Your assignment – All the data below needs to be retyped exactly as shown.

>>>

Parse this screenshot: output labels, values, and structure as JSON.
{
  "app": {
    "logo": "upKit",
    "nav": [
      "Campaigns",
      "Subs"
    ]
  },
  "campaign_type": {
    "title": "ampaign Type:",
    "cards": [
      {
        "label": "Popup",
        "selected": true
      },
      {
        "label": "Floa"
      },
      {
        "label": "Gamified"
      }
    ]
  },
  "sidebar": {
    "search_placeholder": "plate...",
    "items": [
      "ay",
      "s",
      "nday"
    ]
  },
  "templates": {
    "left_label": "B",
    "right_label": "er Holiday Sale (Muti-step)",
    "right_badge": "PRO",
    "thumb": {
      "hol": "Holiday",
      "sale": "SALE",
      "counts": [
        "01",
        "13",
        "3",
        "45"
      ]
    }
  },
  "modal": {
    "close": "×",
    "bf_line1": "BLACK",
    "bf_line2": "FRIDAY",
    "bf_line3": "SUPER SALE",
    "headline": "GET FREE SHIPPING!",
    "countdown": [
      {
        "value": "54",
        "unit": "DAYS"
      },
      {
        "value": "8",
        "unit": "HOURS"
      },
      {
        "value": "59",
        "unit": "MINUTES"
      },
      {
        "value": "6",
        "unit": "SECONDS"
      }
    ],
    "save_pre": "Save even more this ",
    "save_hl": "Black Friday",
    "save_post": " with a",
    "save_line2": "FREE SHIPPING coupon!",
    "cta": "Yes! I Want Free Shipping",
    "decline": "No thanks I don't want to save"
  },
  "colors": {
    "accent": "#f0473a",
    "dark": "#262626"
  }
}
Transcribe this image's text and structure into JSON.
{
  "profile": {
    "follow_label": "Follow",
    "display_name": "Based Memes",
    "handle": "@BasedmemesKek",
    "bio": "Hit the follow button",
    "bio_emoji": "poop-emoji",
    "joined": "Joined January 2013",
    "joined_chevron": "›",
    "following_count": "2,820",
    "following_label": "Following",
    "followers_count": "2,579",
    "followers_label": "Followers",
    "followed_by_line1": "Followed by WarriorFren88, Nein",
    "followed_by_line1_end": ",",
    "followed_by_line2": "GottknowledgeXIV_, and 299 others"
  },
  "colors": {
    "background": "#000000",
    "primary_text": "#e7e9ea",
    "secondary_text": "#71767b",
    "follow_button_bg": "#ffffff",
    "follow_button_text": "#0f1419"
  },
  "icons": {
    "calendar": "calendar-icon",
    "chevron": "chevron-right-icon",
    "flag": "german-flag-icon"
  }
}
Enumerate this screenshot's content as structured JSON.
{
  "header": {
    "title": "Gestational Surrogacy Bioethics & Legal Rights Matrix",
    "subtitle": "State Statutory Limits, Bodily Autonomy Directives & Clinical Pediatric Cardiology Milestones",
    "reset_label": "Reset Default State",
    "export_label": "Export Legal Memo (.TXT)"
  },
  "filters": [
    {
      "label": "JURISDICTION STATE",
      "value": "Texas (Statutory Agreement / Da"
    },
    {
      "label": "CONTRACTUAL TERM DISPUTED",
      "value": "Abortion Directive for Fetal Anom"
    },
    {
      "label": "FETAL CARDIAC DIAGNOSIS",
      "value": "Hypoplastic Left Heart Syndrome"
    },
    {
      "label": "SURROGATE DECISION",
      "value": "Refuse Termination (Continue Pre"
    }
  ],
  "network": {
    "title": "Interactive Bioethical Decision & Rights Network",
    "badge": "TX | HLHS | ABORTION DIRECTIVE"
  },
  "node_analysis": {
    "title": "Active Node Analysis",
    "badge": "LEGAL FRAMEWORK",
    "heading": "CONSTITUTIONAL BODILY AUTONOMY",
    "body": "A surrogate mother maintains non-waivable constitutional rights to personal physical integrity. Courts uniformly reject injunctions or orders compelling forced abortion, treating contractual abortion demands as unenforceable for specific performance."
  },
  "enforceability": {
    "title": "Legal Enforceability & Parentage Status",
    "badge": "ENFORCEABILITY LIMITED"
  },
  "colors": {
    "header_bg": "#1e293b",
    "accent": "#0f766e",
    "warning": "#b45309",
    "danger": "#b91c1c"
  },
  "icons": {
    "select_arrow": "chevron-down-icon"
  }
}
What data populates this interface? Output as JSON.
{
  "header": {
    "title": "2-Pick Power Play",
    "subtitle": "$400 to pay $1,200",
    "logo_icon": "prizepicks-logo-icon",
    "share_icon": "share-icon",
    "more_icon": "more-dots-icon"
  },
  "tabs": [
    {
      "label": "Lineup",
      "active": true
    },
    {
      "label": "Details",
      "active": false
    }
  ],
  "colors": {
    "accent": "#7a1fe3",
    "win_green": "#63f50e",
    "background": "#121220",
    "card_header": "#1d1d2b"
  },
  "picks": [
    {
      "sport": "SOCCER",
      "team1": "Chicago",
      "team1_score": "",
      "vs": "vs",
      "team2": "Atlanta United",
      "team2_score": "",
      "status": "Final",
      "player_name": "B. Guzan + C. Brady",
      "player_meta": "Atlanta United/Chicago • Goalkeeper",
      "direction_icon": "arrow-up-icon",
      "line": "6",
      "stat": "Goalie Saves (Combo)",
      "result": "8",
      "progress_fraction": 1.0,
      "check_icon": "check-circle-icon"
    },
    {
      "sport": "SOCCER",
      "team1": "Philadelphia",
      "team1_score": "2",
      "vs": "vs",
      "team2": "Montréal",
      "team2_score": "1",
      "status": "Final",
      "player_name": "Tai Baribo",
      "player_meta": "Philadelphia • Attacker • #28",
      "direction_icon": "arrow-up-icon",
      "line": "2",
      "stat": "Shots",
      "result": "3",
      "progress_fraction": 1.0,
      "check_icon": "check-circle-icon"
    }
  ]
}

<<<

Response to this task –
Parse this screenshot: output labels, values, and structure as JSON.
{
  "app": {
    "logo": "upKit",
    "nav": [
      "Campaigns",
      "Subs"
    ]
  },
  "campaign_type": {
    "title": "ampaign Type:",
    "cards": [
      {
        "label": "Popup",
        "selected": true
      },
      {
        "label": "Floa"
      },
      {
        "label": "Gamified"
      }
    ]
  },
  "sidebar": {
    "search_placeholder": "plate...",
    "items": [
      "ay",
      "s",
      "nday"
    ]
  },
  "templates": {
    "left_label": "B",
    "right_label": "er Holiday Sale (Muti-step)",
    "right_badge": "PRO",
    "thumb": {
      "hol": "Holiday",
      "sale": "SALE",
      "counts": [
        "01",
        "13",
        "3",
        "45"
      ]
    }
  },
  "modal": {
    "close": "×",
    "bf_line1": "BLACK",
    "bf_line2": "FRIDAY",
    "bf_line3": "SUPER SALE",
    "headline": "GET FREE SHIPPING!",
    "countdown": [
      {
        "value": "54",
        "unit": "DAYS"
      },
      {
        "value": "8",
        "unit": "HOURS"
      },
      {
        "value": "59",
        "unit": "MINUTES"
      },
      {
        "value": "6",
        "unit": "SECONDS"
      }
    ],
    "save_pre": "Save even more this ",
    "save_hl": "Black Friday",
    "save_post": " with a",
    "save_line2": "FREE SHIPPING coupon!",
    "cta": "Yes! I Want Free Shipping",
    "decline": "No thanks I don't want to save"
  },
  "colors": {
    "accent": "#f0473a",
    "dark": "#262626"
  }
}
Transcribe this image's text and structure into JSON.
{
  "profile": {
    "follow_label": "Follow",
    "display_name": "Based Memes",
    "handle": "@BasedmemesKek",
    "bio": "Hit the follow button",
    "bio_emoji": "poop-emoji",
    "joined": "Joined January 2013",
    "joined_chevron": "›",
    "following_count": "2,820",
    "following_label": "Following",
    "followers_count": "2,579",
    "followers_label": "Followers",
    "followed_by_line1": "Followed by WarriorFren88, Nein",
    "followed_by_line1_end": ",",
    "followed_by_line2": "GottknowledgeXIV_, and 299 others"
  },
  "colors": {
    "background": "#000000",
    "primary_text": "#e7e9ea",
    "secondary_text": "#71767b",
    "follow_button_bg": "#ffffff",
    "follow_button_text": "#0f1419"
  },
  "icons": {
    "calendar": "calendar-icon",
    "chevron": "chevron-right-icon",
    "flag": "german-flag-icon"
  }
}
Enumerate this screenshot's content as structured JSON.
{
  "header": {
    "title": "Gestational Surrogacy Bioethics & Legal Rights Matrix",
    "subtitle": "State Statutory Limits, Bodily Autonomy Directives & Clinical Pediatric Cardiology Milestones",
    "reset_label": "Reset Default State",
    "export_label": "Export Legal Memo (.TXT)"
  },
  "filters": [
    {
      "label": "JURISDICTION STATE",
      "value": "Texas (Statutory Agreement / Da"
    },
    {
      "label": "CONTRACTUAL TERM DISPUTED",
      "value": "Abortion Directive for Fetal Anom"
    },
    {
      "label": "FETAL CARDIAC DIAGNOSIS",
      "value": "Hypoplastic Left Heart Syndrome"
    },
    {
      "label": "SURROGATE DECISION",
      "value": "Refuse Termination (Continue Pre"
    }
  ],
  "network": {
    "title": "Interactive Bioethical Decision & Rights Network",
    "badge": "TX | HLHS | ABORTION DIRECTIVE"
  },
  "node_analysis": {
    "title": "Active Node Analysis",
    "badge": "LEGAL FRAMEWORK",
    "heading": "CONSTITUTIONAL BODILY AUTONOMY",
    "body": "A surrogate mother maintains non-waivable constitutional rights to personal physical integrity. Courts uniformly reject injunctions or orders compelling forced abortion, treating contractual abortion demands as unenforceable for specific performance."
  },
  "enforceability": {
    "title": "Legal Enforceability & Parentage Status",
    "badge": "ENFORCEABILITY LIMITED"
  },
  "colors": {
    "header_bg": "#1e293b",
    "accent": "#0f766e",
    "warning": "#b45309",
    "danger": "#b91c1c"
  },
  "icons": {
    "select_arrow": "chevron-down-icon"
  }
}
What data populates this interface? Output as JSON.
{
  "header": {
    "title": "2-Pick Power Play",
    "subtitle": "$400 to pay $1,200",
    "logo_icon": "prizepicks-logo-icon",
    "share_icon": "share-icon",
    "more_icon": "more-dots-icon"
  },
  "tabs": [
    {
      "label": "Lineup",
      "active": true
    },
    {
      "label": "Details",
      "active": false
    }
  ],
  "colors": {
    "accent": "#7a1fe3",
    "win_green": "#63f50e",
    "background": "#121220",
    "card_header": "#1d1d2b"
  },
  "picks": [
    {
      "sport": "SOCCER",
      "team1": "Chicago",
      "team1_score": "",
      "vs": "vs",
      "team2": "Atlanta United",
      "team2_score": "",
      "status": "Final",
      "player_name": "B. Guzan + C. Brady",
      "player_meta": "Atlanta United/Chicago • Goalkeeper",
      "direction_icon": "arrow-up-icon",
      "line": "6",
      "stat": "Goalie Saves (Combo)",
      "result": "8",
      "progress_fraction": 1.0,
      "check_icon": "check-circle-icon"
    },
    {
      "sport": "SOCCER",
      "team1": "Philadelphia",
      "team1_score": "2",
      "vs": "vs",
      "team2": "Montréal",
      "team2_score": "1",
      "status": "Final",
      "player_name": "Tai Baribo",
      "player_meta": "Philadelphia • Attacker • #28",
      "direction_icon": "arrow-up-icon",
      "line": "2",
      "stat": "Shots",
      "result": "3",
      "progress_fraction": 1.0,
      "check_icon": "check-circle-icon"
    }
  ]
}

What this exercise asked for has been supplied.